International outdoor direct operating expenses decreased $4.8 million during the three months ended September 30, 2017 compared to the same period of 2016. Excluding the $6.8 million impact from movements in foreign exchange rates, International outdoor direct operating expenses decreased $11.6 million during the three months ended September 30, 2017 compared to the same period of 2016. The decrease was driven by a $20.1 million decrease in direct operating expenses resulting from the 2016 sale of our business in Australia, partially offset by higher site lease expense in certain countries experiencing revenue growth.
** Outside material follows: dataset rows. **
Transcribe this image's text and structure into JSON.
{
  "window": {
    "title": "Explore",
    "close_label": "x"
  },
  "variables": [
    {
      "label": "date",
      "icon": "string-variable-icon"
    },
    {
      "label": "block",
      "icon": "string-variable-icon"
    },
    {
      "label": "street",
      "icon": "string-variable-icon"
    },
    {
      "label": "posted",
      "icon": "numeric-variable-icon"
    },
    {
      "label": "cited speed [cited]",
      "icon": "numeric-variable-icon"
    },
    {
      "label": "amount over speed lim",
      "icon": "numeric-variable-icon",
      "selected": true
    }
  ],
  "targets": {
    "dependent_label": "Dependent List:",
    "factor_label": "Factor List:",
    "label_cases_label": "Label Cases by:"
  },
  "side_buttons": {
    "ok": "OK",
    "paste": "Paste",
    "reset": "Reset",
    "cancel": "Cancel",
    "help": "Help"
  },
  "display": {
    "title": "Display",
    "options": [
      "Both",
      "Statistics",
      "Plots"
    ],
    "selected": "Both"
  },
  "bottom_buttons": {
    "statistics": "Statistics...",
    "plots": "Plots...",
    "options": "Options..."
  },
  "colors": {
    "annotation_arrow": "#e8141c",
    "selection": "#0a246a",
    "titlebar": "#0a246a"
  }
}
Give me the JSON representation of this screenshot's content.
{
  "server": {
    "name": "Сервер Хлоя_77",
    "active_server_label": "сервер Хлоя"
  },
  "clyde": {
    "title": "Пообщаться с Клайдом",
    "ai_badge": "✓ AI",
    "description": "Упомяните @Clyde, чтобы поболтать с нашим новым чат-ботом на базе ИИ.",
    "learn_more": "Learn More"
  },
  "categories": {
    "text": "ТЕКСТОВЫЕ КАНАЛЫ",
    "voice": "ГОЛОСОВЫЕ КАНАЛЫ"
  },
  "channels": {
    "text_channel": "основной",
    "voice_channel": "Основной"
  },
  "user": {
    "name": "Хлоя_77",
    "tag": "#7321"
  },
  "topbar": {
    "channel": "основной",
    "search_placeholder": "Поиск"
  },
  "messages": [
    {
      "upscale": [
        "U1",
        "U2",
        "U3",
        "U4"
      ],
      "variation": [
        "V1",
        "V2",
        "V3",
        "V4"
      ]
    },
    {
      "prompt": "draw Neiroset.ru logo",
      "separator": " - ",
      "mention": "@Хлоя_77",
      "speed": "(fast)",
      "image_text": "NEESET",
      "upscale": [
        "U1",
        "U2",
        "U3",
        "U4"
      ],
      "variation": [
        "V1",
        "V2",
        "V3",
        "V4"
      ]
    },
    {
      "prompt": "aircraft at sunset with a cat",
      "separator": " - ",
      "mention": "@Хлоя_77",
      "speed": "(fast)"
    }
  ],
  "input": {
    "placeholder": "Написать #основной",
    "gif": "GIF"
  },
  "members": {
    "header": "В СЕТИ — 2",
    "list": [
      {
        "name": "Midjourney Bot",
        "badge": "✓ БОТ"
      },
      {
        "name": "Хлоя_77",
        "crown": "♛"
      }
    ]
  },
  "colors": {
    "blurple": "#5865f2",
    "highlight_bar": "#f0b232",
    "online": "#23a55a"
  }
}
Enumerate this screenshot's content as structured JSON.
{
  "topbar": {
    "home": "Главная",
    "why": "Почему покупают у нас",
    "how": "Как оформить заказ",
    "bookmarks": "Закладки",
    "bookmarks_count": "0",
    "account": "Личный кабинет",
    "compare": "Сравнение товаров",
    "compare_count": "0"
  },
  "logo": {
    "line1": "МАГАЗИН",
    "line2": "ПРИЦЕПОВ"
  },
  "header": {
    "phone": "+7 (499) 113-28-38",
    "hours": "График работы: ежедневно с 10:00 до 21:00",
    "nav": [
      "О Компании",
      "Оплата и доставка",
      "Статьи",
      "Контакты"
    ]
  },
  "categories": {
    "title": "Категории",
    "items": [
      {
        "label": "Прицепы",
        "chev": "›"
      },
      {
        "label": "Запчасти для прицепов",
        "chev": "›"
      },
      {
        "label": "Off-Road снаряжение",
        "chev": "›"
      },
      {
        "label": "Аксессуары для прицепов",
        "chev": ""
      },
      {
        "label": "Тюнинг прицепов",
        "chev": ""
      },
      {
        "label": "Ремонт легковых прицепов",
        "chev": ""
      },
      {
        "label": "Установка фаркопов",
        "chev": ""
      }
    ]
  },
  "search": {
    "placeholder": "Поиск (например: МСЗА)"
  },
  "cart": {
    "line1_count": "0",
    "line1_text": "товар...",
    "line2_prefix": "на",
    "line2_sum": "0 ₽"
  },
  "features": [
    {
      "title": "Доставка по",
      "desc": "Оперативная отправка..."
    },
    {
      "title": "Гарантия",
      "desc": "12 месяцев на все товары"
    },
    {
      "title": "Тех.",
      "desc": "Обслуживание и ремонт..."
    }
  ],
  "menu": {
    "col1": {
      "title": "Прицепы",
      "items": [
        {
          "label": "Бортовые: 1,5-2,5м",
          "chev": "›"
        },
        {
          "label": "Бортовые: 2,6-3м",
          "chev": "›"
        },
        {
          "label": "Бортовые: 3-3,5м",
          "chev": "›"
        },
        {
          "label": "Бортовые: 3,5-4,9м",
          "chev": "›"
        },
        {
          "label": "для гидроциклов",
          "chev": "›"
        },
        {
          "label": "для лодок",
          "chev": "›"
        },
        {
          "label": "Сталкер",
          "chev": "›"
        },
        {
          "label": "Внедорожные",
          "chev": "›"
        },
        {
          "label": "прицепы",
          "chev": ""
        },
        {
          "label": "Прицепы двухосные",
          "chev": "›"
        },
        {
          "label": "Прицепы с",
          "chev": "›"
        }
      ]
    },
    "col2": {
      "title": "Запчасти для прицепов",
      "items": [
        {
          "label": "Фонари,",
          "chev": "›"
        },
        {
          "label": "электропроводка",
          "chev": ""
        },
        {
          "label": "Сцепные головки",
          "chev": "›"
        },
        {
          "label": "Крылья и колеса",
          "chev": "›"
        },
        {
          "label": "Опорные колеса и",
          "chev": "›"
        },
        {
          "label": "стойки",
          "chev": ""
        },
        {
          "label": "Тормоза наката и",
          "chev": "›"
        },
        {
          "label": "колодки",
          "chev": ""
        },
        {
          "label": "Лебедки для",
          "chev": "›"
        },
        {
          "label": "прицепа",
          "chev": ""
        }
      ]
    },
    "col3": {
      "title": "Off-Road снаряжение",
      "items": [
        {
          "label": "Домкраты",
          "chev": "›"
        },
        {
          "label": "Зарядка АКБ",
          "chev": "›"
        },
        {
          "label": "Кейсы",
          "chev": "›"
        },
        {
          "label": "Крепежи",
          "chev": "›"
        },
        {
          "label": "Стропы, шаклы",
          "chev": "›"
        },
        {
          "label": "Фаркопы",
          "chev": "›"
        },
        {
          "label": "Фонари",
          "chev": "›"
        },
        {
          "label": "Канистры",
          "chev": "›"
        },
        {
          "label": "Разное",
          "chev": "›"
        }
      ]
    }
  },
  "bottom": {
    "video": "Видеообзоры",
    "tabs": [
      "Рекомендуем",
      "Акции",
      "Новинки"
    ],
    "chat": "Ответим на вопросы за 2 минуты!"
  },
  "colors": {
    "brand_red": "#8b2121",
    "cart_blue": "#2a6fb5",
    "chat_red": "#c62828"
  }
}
International outdoor SG&A expenses increased $2.0 million during the three months ended September 30, 2017 compared to the same period of 2016. Excluding the $2.4 million impact from movements in foreign exchange rates, International outdoor SG&A expenses decreased $0.4 million during the three months ended September 30, 2017 compared to the same period of 2016. The decrease in SG&A expenses was primarily due to a $6.8 million decrease resulting from the sale of our business in Australia, partially offset by increases in bad debt expense primarily related to two specific accounts and employee-related expenses.
Nine Months
International outdoor revenue decreased $93.1 million during the nine months ended September 30, 2017 compared to the same period of 2016. Excluding the $20.8 million impact from movements in foreign exchange rates, International outdoor revenue decreased $72.3 million during the nine months ended September 30, 2017 compared to the same period of 2016. The decrease in revenue is due to a $106.5 million decrease in revenue resulting from the sale of our businesses in Australia and Turkey in 2016. This was partially offset by growth across other markets including Spain, the United Kingdom, Switzerland and China, primarily from new contracts and digital expansion.
International outdoor direct operating expenses decreased $38.2 million during the nine months ended September 30, 2017 compared to the same period of 2016. Excluding the $12.8 million impact from movements in foreign exchange rates, International outdoor direct operating expenses decreased $25.4 million during the nine months ended September 30, 2017 compared to the same period of 2016. The decrease was driven by a $64.5 million decrease in direct operating expenses resulting from the 2016 sales of our businesses in Australia and Turkey, partially offset by higher site lease and production expenses in countries experiencing revenue growth. International outdoor SG&A expenses decreased $16.3 million during the nine months ended September 30, 2017 compared to the same period of 2016. Excluding the $3.8 million impact from movements in foreign exchange rates, International outdoor SG&A expenses decreased $12.5 million during the nine months ended September 30, 2017 compared to the same period of 2016. The decrease in SG&A expenses was primarily due to a $20.6 million decrease resulting from the sale of our businesses in Australia and Turkey, partially offset by higher bad debt expense and higher spending related to growth in certain countries, as well as higher spending on strategic efficiency initiatives.

23



Reconciliation of Segment Operating Income to Consolidated Operating Income
(In thousands)
Three Months Ended
September 30,
 
Nine Months Ended
September 30,
 
2017
 
2016
 
2017
 
2016
iHM
$
247,971

 
$
298,128

 
$
658,142

 
$
764,952

Americas outdoor
73,254

 
78,266

 
189,559